Fast forward 7 years and Mini-Me (whom I should actually call Midi-Me, she's nearly eleven!) is finding her own literary voice. And using it to plonk bits of our lives into her own stories. Nothing that bad has surfaced yet. Last week it was a story about a kid who had vomited on his mother's bed and been treated with love and care by his mother, instead of expected reprimand. So far, so complimentary. However I fear it's only a matter of time before I read something like: “Jimmy set up another game of chess to play with himself while his mother, wrapped in two layers of moth-eaten cashmere, wearing odd socks and surrounded by empty Ferrero Rocher wrappers sat motionless in front of another episode of Real Housewives of New York.”
This school year is Mini-Me's last at primary school. It's only a matter of time before I am reduced in her estimation from “Cool Mum - who runs her own business and writes for Families Magazine” to “Great Embarrassment - will you please stop writing about me, Mother”. So I figure I may as well go for broke here: The aforementioned puking incident occurred a couple of Saturdays ago while Northwest London was in the grip of a virulent puke-diarrhoea lurgy which had afflicted lots of people from school and caused several absences from my Sing and Sign classes. I was in abject fear of catching the lurgy for several reasons: 1) that my mum had had an operation and was in hospital with her defences particularly low; 2) that I would have to take time off from work which is difficult because I have no one that can teach my classes for me; 3) who would deal with Mini-me? 4) I just didn't want to catch the bug, okay?
I dropped Mini-Me off directly after her Saturday morning activity to the school fair, where her year were supposed to be running the games room. She was taking this responsibility quite seriously and had been going on about “My shift” for days. “I can't be late for my shift, Mum” and, “I'll be singing in the choir after my shift”. She was clearly quite anxious to be at her station at her allocated time so as not to let anyone down. Having taught my classes that morning, I was equally anxious to go home, put my feet up and eat lunch undisturbed in front of a recorded episode of Real Housewives of New York, Season 5, so I gave her some money and told her to buy herself something innocuous to eat, meaning chips or a sandwich or something, NOT as she chose, chicken curry and rice. I would be back by 2 to watch her in the choir and spend a silly amount of money on fruitless raffle tickets.
We came home in anticipation of a busy evening. Mini-Me had a sleepover to go to and I therefore, had arranged to go out for dinner with an old friend. And then it happened. All over my bed and duvet and suedette headboard and her fringe and eyebrows and self, generally. Terrified that it was The Lurgy, we battened down the hatches and I prepared for a further puke-storm. It turned out though, that it wasn't The Lurgy after all because she was totally fine after that. In any case, to her annoyance, I fed her very little rest of the weekend JUST IN CASE. I concluded that there must have been a secret ingredient in the school fair chicken curry that just hadn't agreed with her. Oh well, at least it provided inspiration for one of her scintillating and gripping compositions.

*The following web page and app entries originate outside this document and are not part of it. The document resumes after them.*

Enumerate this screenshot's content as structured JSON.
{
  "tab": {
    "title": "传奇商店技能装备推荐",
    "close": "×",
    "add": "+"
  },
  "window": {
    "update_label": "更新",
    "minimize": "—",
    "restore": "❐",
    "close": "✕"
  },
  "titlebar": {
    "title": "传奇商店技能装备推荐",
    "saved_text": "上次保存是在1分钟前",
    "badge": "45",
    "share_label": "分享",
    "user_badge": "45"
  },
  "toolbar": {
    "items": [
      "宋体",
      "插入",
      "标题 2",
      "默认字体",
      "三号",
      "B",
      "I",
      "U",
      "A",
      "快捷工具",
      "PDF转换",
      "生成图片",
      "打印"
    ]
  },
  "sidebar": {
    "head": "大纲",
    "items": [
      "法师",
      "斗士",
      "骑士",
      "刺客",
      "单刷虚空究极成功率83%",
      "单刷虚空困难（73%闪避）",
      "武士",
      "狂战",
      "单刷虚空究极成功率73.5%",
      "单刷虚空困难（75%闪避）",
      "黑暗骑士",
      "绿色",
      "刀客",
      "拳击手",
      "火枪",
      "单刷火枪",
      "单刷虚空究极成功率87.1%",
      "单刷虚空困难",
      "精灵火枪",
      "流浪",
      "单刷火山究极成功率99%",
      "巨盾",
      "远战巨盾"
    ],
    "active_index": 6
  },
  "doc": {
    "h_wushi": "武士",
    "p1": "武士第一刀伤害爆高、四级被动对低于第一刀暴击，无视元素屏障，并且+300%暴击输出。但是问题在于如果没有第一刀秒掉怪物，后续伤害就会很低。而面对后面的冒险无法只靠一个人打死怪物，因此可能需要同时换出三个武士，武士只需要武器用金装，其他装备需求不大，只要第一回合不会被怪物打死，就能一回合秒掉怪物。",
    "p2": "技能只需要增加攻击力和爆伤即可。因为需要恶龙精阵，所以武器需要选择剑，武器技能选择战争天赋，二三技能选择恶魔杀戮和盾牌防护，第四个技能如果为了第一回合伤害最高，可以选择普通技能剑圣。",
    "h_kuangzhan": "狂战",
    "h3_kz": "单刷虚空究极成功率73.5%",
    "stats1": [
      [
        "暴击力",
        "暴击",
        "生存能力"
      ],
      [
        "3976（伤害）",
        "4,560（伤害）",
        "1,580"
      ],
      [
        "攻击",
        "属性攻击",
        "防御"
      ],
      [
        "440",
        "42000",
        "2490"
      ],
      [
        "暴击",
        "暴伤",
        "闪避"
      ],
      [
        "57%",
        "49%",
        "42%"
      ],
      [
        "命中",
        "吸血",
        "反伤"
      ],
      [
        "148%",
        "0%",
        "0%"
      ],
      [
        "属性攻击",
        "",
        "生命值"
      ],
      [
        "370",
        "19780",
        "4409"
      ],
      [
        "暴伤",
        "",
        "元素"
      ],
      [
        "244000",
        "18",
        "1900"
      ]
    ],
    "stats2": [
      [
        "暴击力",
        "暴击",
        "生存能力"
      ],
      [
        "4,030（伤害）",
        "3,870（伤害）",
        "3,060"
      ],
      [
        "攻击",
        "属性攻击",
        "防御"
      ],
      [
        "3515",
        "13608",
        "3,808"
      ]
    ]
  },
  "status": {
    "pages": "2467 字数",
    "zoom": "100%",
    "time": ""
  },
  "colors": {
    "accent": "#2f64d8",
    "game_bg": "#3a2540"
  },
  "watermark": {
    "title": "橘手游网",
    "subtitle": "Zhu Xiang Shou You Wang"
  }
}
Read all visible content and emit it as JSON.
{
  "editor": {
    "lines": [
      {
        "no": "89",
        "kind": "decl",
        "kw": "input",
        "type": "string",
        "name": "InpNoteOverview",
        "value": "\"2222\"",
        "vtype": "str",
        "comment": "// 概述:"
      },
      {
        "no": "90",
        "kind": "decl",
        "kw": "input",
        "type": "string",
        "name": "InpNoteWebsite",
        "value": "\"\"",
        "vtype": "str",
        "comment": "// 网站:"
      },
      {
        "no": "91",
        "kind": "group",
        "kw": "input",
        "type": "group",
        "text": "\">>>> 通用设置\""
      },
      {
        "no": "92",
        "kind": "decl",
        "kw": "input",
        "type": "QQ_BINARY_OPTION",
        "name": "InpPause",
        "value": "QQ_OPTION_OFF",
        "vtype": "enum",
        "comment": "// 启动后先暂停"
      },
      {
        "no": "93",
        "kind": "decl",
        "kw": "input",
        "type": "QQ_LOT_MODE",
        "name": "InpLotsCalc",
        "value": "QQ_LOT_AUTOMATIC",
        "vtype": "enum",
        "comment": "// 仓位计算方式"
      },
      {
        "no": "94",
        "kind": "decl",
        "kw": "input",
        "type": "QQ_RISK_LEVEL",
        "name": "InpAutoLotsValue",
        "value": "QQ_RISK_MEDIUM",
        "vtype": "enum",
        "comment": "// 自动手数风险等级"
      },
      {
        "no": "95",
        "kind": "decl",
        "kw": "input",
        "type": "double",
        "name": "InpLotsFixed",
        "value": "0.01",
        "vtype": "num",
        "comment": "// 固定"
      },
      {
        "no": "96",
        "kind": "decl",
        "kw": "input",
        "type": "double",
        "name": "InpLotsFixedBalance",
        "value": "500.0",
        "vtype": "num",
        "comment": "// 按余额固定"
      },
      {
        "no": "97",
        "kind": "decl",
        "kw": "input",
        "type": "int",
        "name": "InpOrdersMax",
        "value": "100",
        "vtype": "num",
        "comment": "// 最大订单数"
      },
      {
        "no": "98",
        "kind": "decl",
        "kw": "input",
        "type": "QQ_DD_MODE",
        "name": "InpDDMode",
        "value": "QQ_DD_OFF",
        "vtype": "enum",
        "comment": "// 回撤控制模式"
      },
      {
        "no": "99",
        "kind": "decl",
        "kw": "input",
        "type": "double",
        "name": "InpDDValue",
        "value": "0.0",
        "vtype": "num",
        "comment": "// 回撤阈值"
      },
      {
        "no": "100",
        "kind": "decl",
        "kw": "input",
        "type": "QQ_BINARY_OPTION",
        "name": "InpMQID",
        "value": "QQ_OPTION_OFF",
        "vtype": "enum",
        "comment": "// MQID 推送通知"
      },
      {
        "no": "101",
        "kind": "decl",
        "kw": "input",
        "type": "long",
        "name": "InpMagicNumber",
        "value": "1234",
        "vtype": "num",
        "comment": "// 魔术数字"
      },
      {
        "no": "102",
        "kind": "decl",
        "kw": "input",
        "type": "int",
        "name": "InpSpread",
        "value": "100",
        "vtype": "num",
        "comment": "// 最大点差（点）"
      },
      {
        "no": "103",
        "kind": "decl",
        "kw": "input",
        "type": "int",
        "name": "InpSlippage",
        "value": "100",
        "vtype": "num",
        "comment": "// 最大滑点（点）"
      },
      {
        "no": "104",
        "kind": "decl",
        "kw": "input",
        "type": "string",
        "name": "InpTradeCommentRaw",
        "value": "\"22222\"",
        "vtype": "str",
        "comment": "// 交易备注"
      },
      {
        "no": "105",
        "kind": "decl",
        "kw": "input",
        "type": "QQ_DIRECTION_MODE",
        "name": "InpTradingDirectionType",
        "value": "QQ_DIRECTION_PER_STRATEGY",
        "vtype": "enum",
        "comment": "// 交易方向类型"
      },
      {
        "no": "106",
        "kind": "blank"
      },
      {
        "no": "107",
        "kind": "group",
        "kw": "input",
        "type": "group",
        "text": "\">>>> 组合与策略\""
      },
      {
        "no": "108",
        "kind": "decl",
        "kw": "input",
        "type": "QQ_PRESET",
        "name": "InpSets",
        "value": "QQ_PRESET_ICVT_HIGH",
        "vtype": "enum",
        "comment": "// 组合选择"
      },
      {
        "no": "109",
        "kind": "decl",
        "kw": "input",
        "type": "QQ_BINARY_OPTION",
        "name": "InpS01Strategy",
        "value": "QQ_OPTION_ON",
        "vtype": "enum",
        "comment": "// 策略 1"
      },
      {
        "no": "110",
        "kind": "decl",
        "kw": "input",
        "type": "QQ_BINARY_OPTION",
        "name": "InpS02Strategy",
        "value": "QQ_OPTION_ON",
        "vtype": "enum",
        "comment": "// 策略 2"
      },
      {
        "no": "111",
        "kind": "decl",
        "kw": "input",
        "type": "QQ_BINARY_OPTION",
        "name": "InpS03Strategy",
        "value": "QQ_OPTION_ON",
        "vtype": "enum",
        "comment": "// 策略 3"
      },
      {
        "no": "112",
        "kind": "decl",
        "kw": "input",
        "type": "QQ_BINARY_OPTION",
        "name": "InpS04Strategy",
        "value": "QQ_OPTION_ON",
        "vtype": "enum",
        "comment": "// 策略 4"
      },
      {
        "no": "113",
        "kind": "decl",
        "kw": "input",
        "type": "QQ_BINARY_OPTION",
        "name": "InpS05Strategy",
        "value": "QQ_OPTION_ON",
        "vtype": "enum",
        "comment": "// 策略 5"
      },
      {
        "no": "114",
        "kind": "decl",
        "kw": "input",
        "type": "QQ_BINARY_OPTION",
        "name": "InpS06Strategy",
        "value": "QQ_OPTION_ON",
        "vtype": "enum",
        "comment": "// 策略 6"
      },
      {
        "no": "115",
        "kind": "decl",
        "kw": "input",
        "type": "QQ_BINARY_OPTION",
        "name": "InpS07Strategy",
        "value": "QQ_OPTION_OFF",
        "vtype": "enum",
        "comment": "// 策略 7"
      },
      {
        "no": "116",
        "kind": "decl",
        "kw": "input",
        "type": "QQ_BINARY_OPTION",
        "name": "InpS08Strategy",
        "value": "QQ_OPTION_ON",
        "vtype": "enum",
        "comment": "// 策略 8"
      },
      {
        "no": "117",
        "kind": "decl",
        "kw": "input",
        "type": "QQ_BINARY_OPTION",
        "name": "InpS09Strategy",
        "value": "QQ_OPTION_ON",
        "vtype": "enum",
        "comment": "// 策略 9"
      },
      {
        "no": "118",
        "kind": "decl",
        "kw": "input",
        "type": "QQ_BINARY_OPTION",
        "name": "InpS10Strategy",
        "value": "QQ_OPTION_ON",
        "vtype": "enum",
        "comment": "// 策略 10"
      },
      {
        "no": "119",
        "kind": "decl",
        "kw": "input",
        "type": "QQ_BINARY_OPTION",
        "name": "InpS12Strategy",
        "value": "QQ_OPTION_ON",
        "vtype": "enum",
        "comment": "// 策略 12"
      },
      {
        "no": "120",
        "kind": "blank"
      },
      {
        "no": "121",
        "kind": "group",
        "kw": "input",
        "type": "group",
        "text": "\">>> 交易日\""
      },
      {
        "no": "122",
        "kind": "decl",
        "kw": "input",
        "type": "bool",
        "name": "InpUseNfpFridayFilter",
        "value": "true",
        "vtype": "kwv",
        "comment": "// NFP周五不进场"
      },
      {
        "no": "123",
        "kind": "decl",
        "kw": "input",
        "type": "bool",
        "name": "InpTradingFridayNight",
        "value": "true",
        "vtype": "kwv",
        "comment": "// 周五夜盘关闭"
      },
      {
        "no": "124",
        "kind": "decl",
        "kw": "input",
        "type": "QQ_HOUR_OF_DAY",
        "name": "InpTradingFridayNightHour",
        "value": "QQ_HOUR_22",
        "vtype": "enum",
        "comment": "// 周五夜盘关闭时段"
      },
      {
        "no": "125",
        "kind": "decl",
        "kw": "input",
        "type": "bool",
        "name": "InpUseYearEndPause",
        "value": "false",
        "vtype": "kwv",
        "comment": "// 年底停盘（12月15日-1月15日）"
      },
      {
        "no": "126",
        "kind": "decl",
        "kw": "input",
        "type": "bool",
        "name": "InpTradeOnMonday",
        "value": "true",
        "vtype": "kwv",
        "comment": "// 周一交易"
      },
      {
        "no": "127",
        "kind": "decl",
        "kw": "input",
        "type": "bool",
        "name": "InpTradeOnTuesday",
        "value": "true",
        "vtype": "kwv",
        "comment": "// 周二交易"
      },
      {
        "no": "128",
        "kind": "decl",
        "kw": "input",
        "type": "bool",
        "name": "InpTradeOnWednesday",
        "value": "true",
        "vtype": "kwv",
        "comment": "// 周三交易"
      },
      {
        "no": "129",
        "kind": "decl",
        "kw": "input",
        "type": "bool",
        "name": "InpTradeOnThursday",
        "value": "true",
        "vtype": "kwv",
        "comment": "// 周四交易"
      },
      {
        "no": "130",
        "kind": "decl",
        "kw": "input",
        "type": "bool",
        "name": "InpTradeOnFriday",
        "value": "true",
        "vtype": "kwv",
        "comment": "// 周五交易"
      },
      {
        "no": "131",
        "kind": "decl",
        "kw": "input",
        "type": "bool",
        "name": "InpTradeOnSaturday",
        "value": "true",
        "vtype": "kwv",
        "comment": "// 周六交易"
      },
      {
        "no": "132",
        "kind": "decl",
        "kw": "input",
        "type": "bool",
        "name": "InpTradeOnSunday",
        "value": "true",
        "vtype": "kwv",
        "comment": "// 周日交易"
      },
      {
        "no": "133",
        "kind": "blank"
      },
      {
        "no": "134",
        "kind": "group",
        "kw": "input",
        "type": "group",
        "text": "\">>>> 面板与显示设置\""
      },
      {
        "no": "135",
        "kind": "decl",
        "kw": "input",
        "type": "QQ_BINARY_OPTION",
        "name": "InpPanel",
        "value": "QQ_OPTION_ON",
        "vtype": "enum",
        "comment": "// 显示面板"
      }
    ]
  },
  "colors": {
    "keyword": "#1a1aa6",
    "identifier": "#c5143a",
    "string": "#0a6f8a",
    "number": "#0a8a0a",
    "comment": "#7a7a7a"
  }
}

And that's what counts, right?
For more Life on the Edge with Angelina, visit mynotesfromtheedge.blogspot.com. Angelina runs Sing and Sign award-winning baby signing classes in Harrow, Bushey and Rickmansworth. More info at www.singandsign.com.